New Jersey Governor Phil Murphy has issued a stay-at-home order and many New Jerseyans are struggling to deal with the isolation. There is a toll “social distancing” takes on our mental health. When you have a mental illness, that toll is multiplied. Luckily, there are steps you can take to manage your mental health until this pandemic ends and we can return to normal life.
Here are 7 tips for keeping “mental-healthy” during a quarantine:
1. Technology to Keep in Touch
There is no replacing face-to-face interactions with your family and friends. Still, a close second is using video call apps that can show you a friendly face when you’re feeling down.

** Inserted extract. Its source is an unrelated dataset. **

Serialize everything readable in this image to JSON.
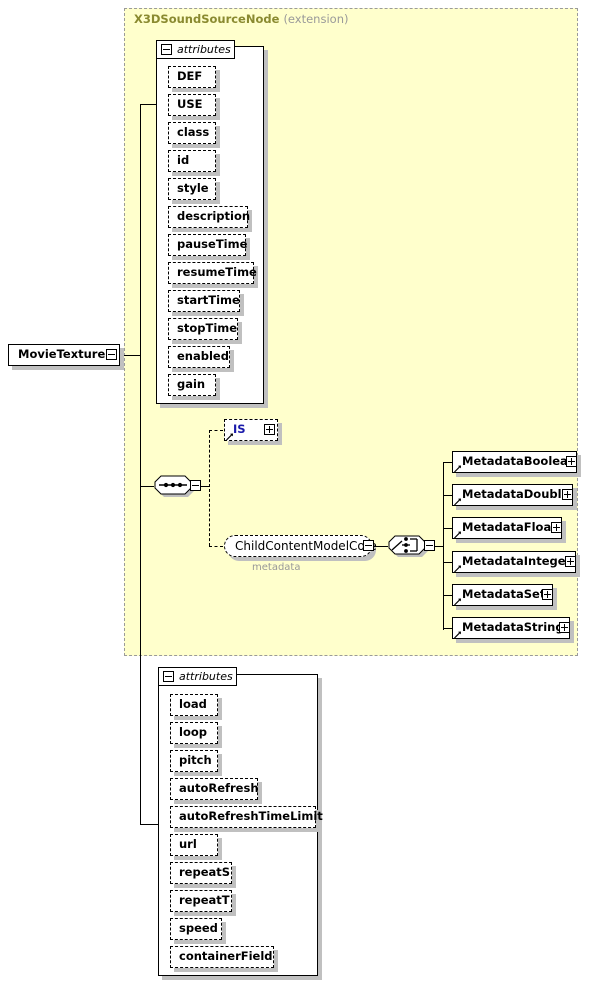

Keep in touch with iPhone’s built-in Facetime function or try some of the free apps listed here for Android or here for desktop.
2. Online/Phone Crisis Groups
It’s important to understand that if you are struggling with addiction, times like these can trigger us to use. We’ve listed a fantastic resource from our friends at Community In Crisis here. Read through their times and options and find the best way for you to connect to these recovery meetings.
3. Contact Your Case Manager
If you are enrolled in our case management program, you can contact your Easterseals case manager. Otherwise, you contact the NJ Mental Health Line for support by calling (877)294- HELP(4357) for emotional support, guidance, and mental health referrals
4. Set an “Unplug” Schedule
Social and news media are great ways to keep informed about current events, but too much time spent on these platforms can take their toll on our mental health. That’s why you should set boundaries for yourself and limit TV watching and social media detailing the day-to-day goings of of the pandemic. Instead, after you have checked the news, try to engage in “mindfulness activities.” These activities include drawing, journaling, coloring, reading, or listening to music. and/or a puzzle. YouTube also has plenty of free guided meditations to help center your mind and put you at ease.
4. Walk It Out
Though we are in a “stay-at-home” environment, that doesn’t mean you can’t take a short walk around your home to get out and about. Just be sure not engage in close contact social activities and keep a minimum of six feet away from others. Soaking in the sun does wonders for our state-of-mind and with Spring coming a bit early this year, you might not even need to bundle up!
5. Daily Routines
set a routine for yourself every day that includes exercise, phone or video contact with someone, meals, meditation, fun activities, and music. If you work from home, continue to get dressed as if you were going into the office. These routines can be comforting and keep you focused in a time when things feel out-of-place.
6. Turn Your “To-Do List” Into a “Done List!”
We all have a list of things we have been putting off for weeks, months, or even years. This is the time to tackle this list. Checking off these boxes and seeing the tasks get completed feels great. If you don’t have one, start one! There has never been a better time to clean the house or start that novel you’ve been waiting to write. Set a plan and stick to it so you can feel productive in these uncertain times.
7. Give and Recieve Kindness
Practice gratitude and kindness to yourself and others. Times like these give us the opportunity to put in perspective what matters. Send or make a gift for a family member. Call and check on your neighbors. Write a list of all the things you’re thankful for. Use this time of self-isolation to identify what matters to you. Here is an article from Psychology Today about ways to practice gratitude.
If you are having trouble finding identifying the good things in these tough times, reach out to your therapist or Easterseals case manager.
Have any other tips you want to share? Leave them in the comments below!
The Department of Human Services is also providing mental health resources during this time.
About the Author:
Unconditional positive regard is the basic acceptance and support of a person regardless of what the person says or does. My mission as a therapist is to assist clients in accepting and taking responsibility for themselves. To assist clients in building a healthy sense of self at any age in order to deal with life’s complicated in’s and out’s. I have provided effective coaching and counseling to those who struggle with anxiety, depression, mood disorders, family conflict, and crises. I have worked with families to assist in identifying the root of their challenge, identify positive problem-solving skills, coping skills, and increase positive communication. I have worked with clients that have experienced trauma in order to assist with the emotional processing of the event and work toward pre-trauma functioning.
Martha Wolfe, Licensed Marriage and Family Therapist